THE TASK:
Only a number is expected in reply: the number of lines below that include the word "Image".

MATERIAL FOR THIS TASK:
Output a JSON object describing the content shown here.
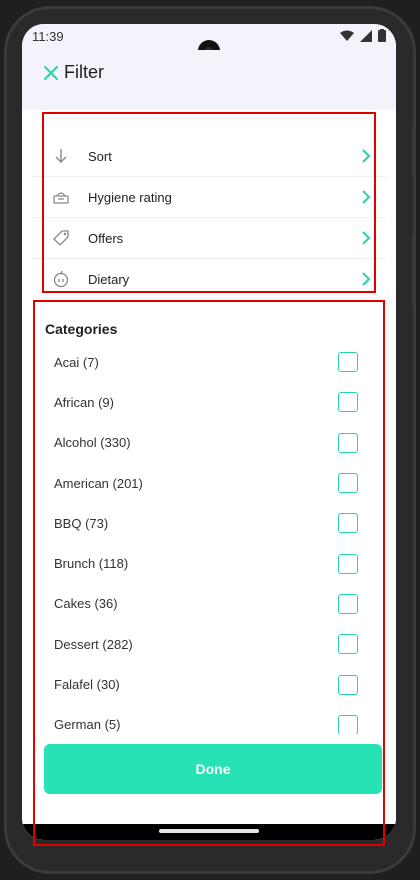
{
  "status_bar": {
    "time": "11:39"
  },
  "header": {
    "title": "Filter"
  },
  "menu": {
    "items": [
      {
        "label": "Sort",
        "icon": "arrow-down-icon"
      },
      {
        "label": "Hygiene rating",
        "icon": "hygiene-icon"
      },
      {
        "label": "Offers",
        "icon": "tag-icon"
      },
      {
        "label": "Dietary",
        "icon": "apple-icon"
      }
    ]
  },
  "categories": {
    "title": "Categories",
    "items": [
      "Acai (7)",
      "African (9)",
      "Alcohol (330)",
      "American (201)",
      "BBQ (73)",
      "Brunch (118)",
      "Cakes (36)",
      "Dessert (282)",
      "Falafel (30)",
      "German (5)"
    ]
  },
  "footer": {
    "done_label": "Done"
  },
  "colors": {
    "accent": "#27e2b4",
    "checkbox": "#27d3a9",
    "highlight": "#e00000"
  }
}
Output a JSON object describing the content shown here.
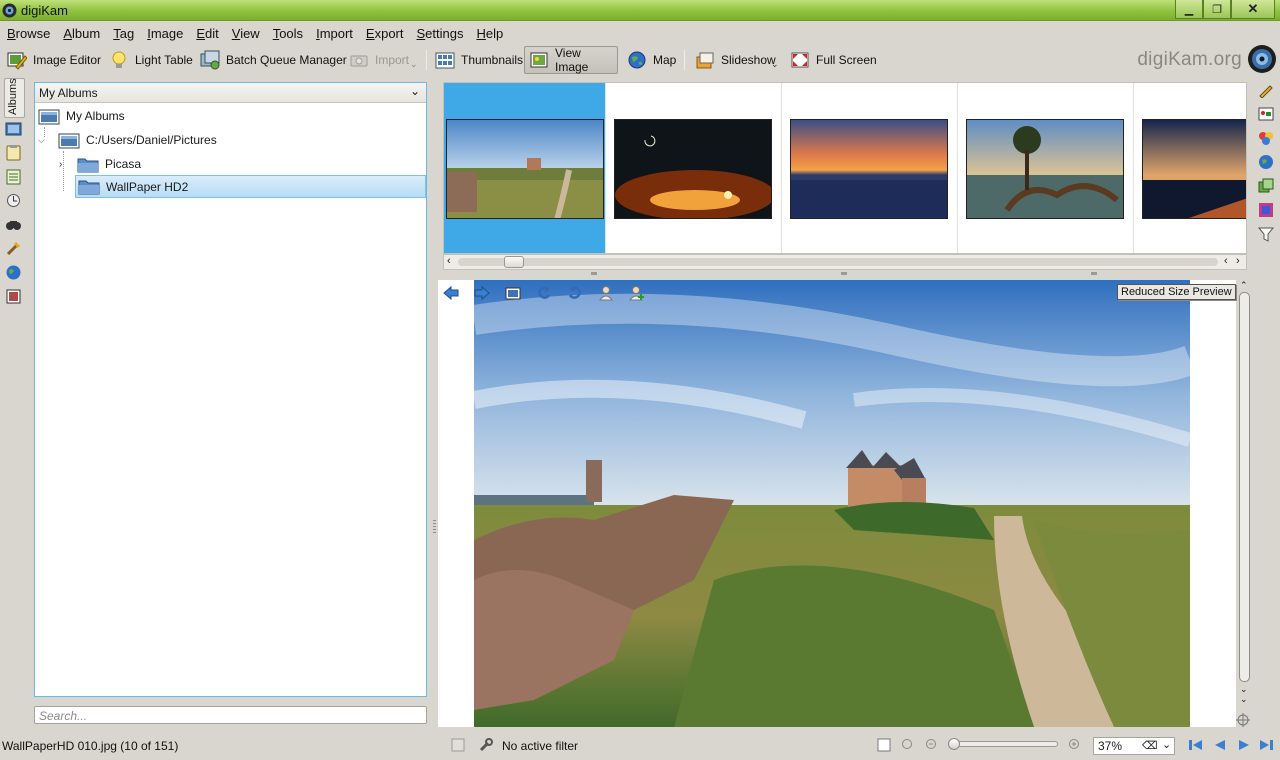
{
  "window": {
    "title": "digiKam",
    "controls": [
      "minimize",
      "maximize",
      "close"
    ]
  },
  "menubar": [
    "Browse",
    "Album",
    "Tag",
    "Image",
    "Edit",
    "View",
    "Tools",
    "Import",
    "Export",
    "Settings",
    "Help"
  ],
  "toolbar": {
    "image_editor": "Image Editor",
    "light_table": "Light Table",
    "batch_queue": "Batch Queue Manager",
    "import": "Import",
    "thumbnails": "Thumbnails",
    "view_image": "View Image",
    "map": "Map",
    "slideshow": "Slideshow",
    "full_screen": "Full Screen",
    "brand": "digiKam.org"
  },
  "left_tabs": {
    "albums": "Albums"
  },
  "albums": {
    "combo": "My Albums",
    "root": "My Albums",
    "path": "C:/Users/Daniel/Pictures",
    "children": [
      "Picasa",
      "WallPaper HD2"
    ],
    "selected": "WallPaper HD2"
  },
  "search": {
    "placeholder": "Search..."
  },
  "thumbnails": {
    "count_visible": 5,
    "selected_index": 0
  },
  "preview": {
    "label": "Reduced Size Preview"
  },
  "status": {
    "file": "WallPaperHD 010.jpg (10 of 151)",
    "filter": "No active filter",
    "zoom": "37%",
    "zoom_level": 0.37
  },
  "colors": {
    "accent": "#3fa8e6",
    "selection": "#c3e2f7",
    "titlebar": "#8fc23e"
  }
}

EXPECTED ANSWER:
3